The result from these observations is, that the sources of additional expense from the establishment of the proposed constitution, are much fewer than may have been imagined; that they are counterbalanced by considerable objects of saving; that that, while it is questionable on which side of the scale will preponderate, it is certain that a government less expensive would be incompetent to the purposes of the union.
[* ]Vide Blackstone’s Commentaries, vol. 1, page 136.
[† ]Idem. vol. 4, page 438.
[* ]To show that there is a power in the constitution, by which the liberty of the press may be affected, recourse has been had to the power of taxation. It is said, that duties may be laid upon publications so high as to amount to a prohibition.

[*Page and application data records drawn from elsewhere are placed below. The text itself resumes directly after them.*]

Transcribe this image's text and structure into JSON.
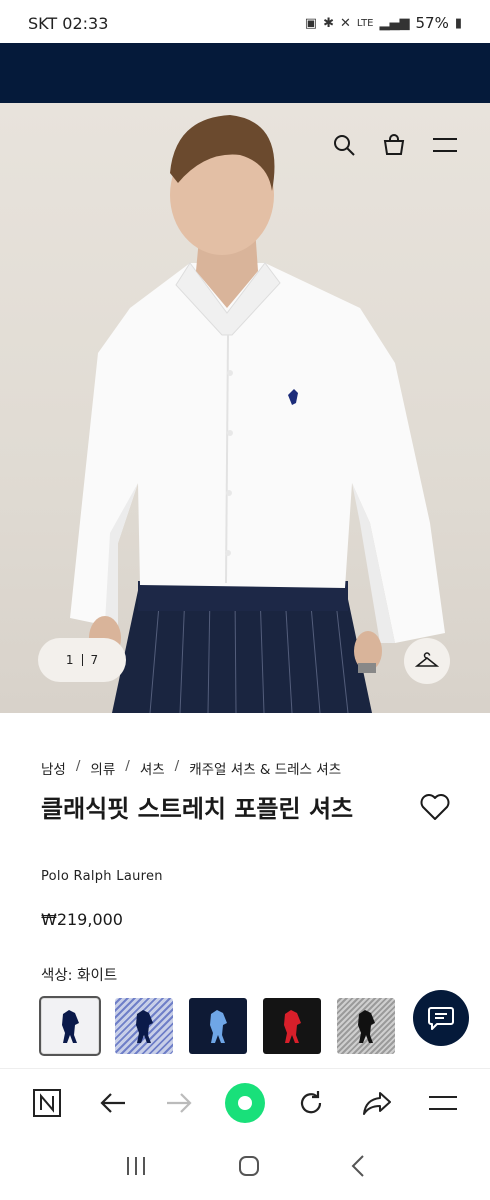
{
  "status": {
    "carrier_time": "SKT 02:33",
    "network": "LTE",
    "battery": "57%"
  },
  "hero": {
    "counter_current": "1",
    "counter_total": "7",
    "icons": [
      "search-icon",
      "bag-icon",
      "menu-icon",
      "hanger-icon"
    ]
  },
  "breadcrumb": [
    "남성",
    "의류",
    "셔츠",
    "캐주얼 셔츠 & 드레스 셔츠"
  ],
  "product": {
    "title": "클래식핏 스트레치 포플린 셔츠",
    "brand": "Polo Ralph Lauren",
    "price": "₩219,000",
    "color_label": "색상: 화이트"
  },
  "swatches": [
    {
      "name": "white",
      "bg": "#f2f2f4",
      "pony": "#0b1a4a"
    },
    {
      "name": "blue-stripe",
      "bg": "#8a97d4",
      "pony": "#0b1a4a"
    },
    {
      "name": "navy",
      "bg": "#0e1a35",
      "pony": "#6fa6e6"
    },
    {
      "name": "black",
      "bg": "#141414",
      "pony": "#d81f2a"
    },
    {
      "name": "grey-stripe",
      "bg": "#b4b4b4",
      "pony": "#111111"
    }
  ],
  "colors": {
    "navy": "#051a3a",
    "green": "#19e07a"
  }
}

I know not by what logic it could be maintained, that the declarations in the state constitutions, in favour of the freedom of the press, would be a constitutional impediment to the imposition of duties upon publications by the state legislatures. It cannot certainly be pretended that any degree of duties, however low, would be an abridgment of the liberty of the press. We know that newspapers are taxed in Great Britain, and yet it is notorious that the press no where enjoys greater liberty than in that country. And if duties of any kind may be laid without a violation of that liberty, it is evident that the extent must depend on legislative discretion, regulated by public opinion; so that after all general declarations respecting the liberty of the press, will give it no greater security than it will have without them. The same invasions of it may be effected under the state constitutions which contain those declarations through the means of taxation, as under the proposed constitution, which has nothing of the kind. It would be quite as significant to declare, that government ought to be free, that taxes ought not to be excessive, &c. as that the liberty of the press ought not to be restrained.
[* ]Vide Rutherford’s Institutes, vol. 2, book II, chap. x, sect. xiv, and xv. . . . Vide also Grotius, book 11, chap. ix, sect. viii, and ix.